(Data extracted from a collection)
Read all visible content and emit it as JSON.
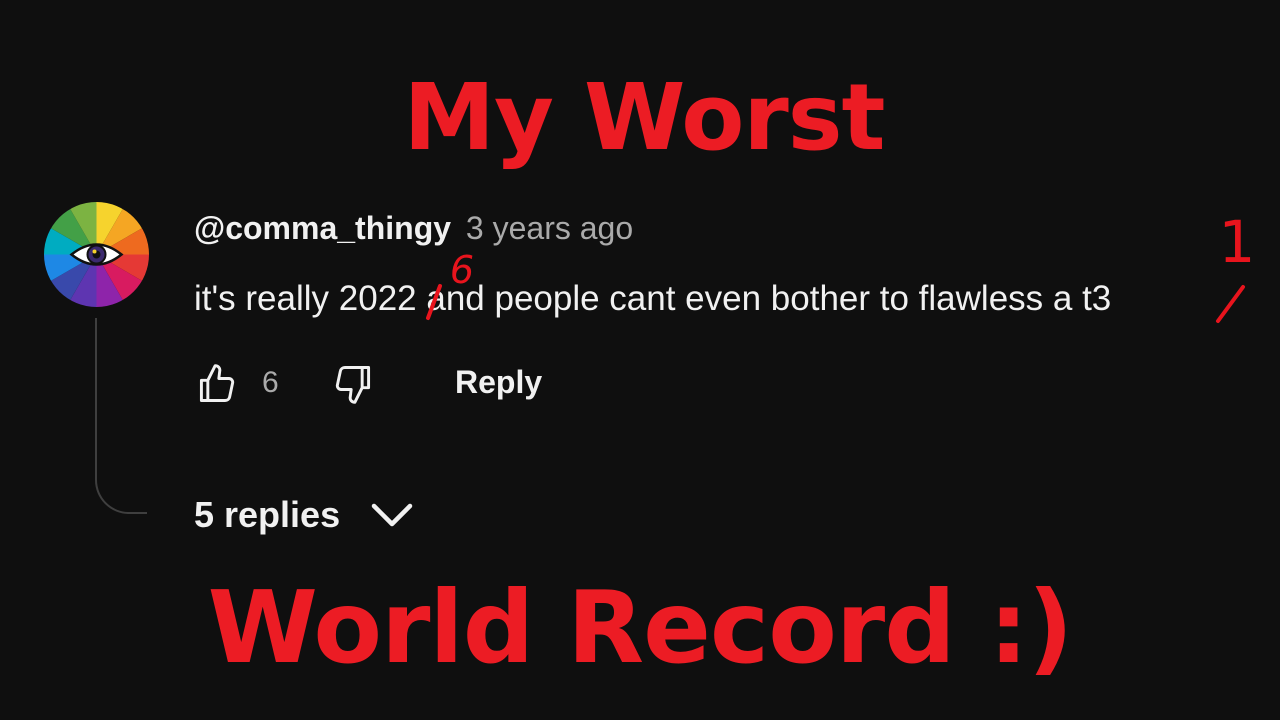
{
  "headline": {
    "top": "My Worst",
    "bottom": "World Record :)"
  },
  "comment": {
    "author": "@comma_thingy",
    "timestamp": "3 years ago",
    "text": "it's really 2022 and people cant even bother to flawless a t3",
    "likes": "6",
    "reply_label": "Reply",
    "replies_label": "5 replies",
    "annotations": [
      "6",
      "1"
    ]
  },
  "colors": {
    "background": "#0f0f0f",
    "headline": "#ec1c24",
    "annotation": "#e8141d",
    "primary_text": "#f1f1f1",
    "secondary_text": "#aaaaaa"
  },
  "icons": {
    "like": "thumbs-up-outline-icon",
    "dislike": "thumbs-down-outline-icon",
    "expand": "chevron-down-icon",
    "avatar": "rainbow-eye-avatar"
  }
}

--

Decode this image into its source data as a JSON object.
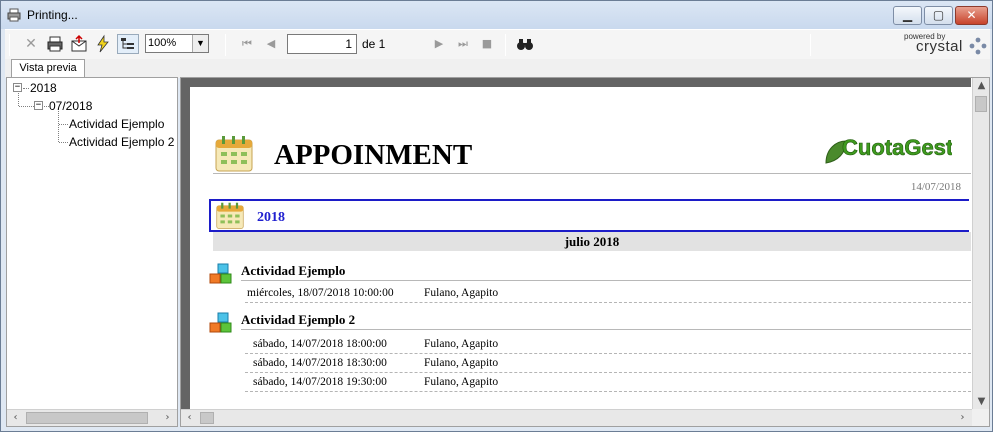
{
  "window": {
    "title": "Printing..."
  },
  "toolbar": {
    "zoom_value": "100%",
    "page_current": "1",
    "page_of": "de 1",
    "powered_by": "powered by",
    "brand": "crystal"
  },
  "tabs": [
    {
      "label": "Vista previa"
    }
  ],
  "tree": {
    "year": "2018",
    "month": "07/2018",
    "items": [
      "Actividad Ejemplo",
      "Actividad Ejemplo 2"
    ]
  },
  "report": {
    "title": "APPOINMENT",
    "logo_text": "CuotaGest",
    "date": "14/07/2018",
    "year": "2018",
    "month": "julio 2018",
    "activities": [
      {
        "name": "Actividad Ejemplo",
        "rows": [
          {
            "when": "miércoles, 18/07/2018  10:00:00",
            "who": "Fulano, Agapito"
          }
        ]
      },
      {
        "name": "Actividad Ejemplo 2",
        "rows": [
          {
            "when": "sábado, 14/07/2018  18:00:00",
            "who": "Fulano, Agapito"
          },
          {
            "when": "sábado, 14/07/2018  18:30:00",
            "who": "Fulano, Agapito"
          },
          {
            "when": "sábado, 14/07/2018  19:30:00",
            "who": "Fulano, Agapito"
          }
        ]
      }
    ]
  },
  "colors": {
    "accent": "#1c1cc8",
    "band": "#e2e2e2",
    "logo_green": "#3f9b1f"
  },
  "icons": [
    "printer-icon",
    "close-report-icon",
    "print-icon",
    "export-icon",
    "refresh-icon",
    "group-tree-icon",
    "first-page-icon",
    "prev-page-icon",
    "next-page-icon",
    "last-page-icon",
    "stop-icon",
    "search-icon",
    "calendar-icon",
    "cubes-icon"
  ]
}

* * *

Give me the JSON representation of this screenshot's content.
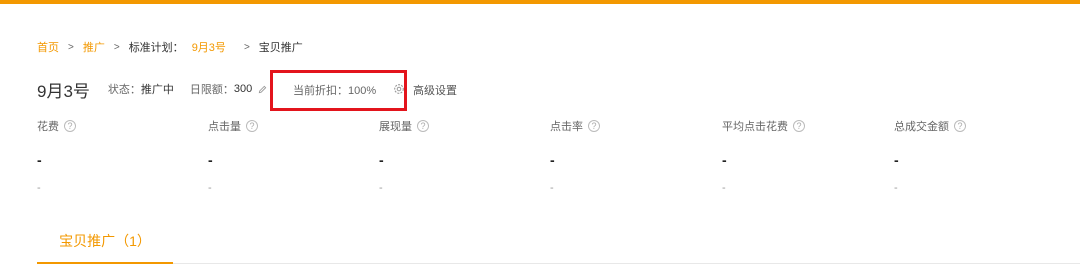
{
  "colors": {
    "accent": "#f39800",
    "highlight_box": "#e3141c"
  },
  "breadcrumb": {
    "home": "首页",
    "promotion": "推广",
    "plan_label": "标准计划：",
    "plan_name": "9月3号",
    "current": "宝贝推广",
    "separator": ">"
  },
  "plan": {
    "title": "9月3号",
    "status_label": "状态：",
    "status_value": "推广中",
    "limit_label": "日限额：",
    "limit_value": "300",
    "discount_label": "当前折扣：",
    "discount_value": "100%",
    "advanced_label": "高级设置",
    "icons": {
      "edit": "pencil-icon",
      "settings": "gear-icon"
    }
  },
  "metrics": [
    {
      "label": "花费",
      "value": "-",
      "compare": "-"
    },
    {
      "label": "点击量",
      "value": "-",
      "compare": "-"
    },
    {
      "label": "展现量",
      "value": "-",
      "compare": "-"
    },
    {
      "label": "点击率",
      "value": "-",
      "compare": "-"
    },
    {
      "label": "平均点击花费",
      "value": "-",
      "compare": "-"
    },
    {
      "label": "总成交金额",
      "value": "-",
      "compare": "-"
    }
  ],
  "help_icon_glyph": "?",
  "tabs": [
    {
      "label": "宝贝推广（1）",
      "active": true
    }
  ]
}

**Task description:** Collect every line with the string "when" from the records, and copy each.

**Reply:**
            "when": "miércoles, 18/07/2018  10:00:00",
            "when": "sábado, 14/07/2018  18:00:00",
            "when": "sábado, 14/07/2018  18:30:00",
            "when": "sábado, 14/07/2018  19:30:00",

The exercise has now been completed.